◆ **TASK**
As you look over the data below, please find each line where the word "color" appears, then copy it.

◆ **INPUT DATA**
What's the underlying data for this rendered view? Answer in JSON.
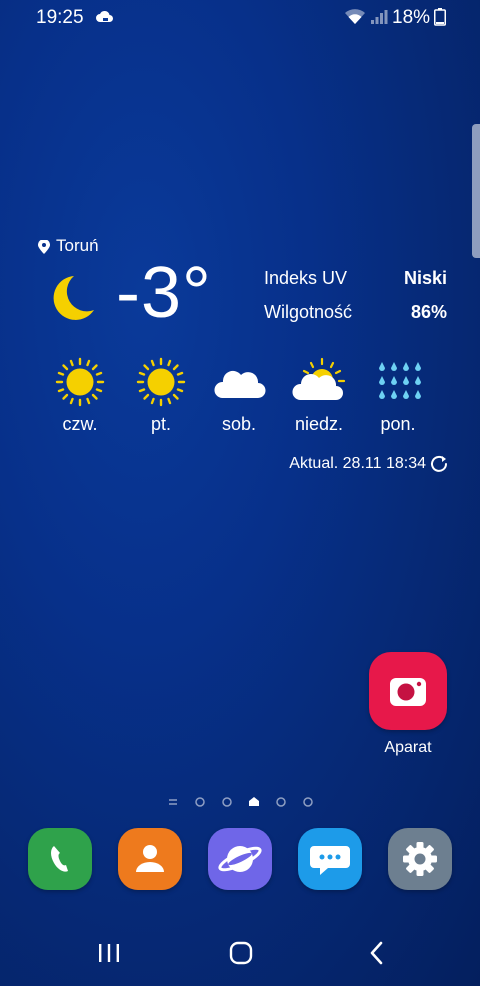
{
  "status_bar": {
    "time": "19:25",
    "battery": "18%",
    "icons": [
      "cloud-sync-icon",
      "wifi-icon",
      "signal-icon",
      "battery-icon"
    ]
  },
  "weather": {
    "location": "Toruń",
    "temperature": "-3°",
    "current_condition_icon": "moon-icon",
    "uv_label": "Indeks UV",
    "uv_value": "Niski",
    "humidity_label": "Wilgotność",
    "humidity_value": "86%",
    "forecast": [
      {
        "day": "czw.",
        "icon": "sun-icon"
      },
      {
        "day": "pt.",
        "icon": "sun-icon"
      },
      {
        "day": "sob.",
        "icon": "cloud-icon"
      },
      {
        "day": "niedz.",
        "icon": "partly-cloudy-icon"
      },
      {
        "day": "pon.",
        "icon": "rain-icon"
      }
    ],
    "updated": "Aktual. 28.11 18:34"
  },
  "home_apps": [
    {
      "label": "Aparat",
      "icon": "camera-icon"
    }
  ],
  "page_indicator": {
    "pages": 6,
    "current": 3
  },
  "dock": [
    {
      "name": "phone",
      "icon": "phone-icon",
      "color": "#2fa24b"
    },
    {
      "name": "contacts",
      "icon": "contacts-icon",
      "color": "#ee7a1d"
    },
    {
      "name": "internet",
      "icon": "planet-icon",
      "color": "#6f66e8"
    },
    {
      "name": "messages",
      "icon": "chat-bubble-icon",
      "color": "#1d9be9"
    },
    {
      "name": "settings",
      "icon": "gear-icon",
      "color": "#6d7f90"
    }
  ],
  "nav_bar": [
    "recents-icon",
    "home-icon",
    "back-icon"
  ]
}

◆ **ANSWER SECTION**
      "color": "#2fa24b"
      "color": "#ee7a1d"
      "color": "#6f66e8"
      "color": "#1d9be9"
      "color": "#6d7f90"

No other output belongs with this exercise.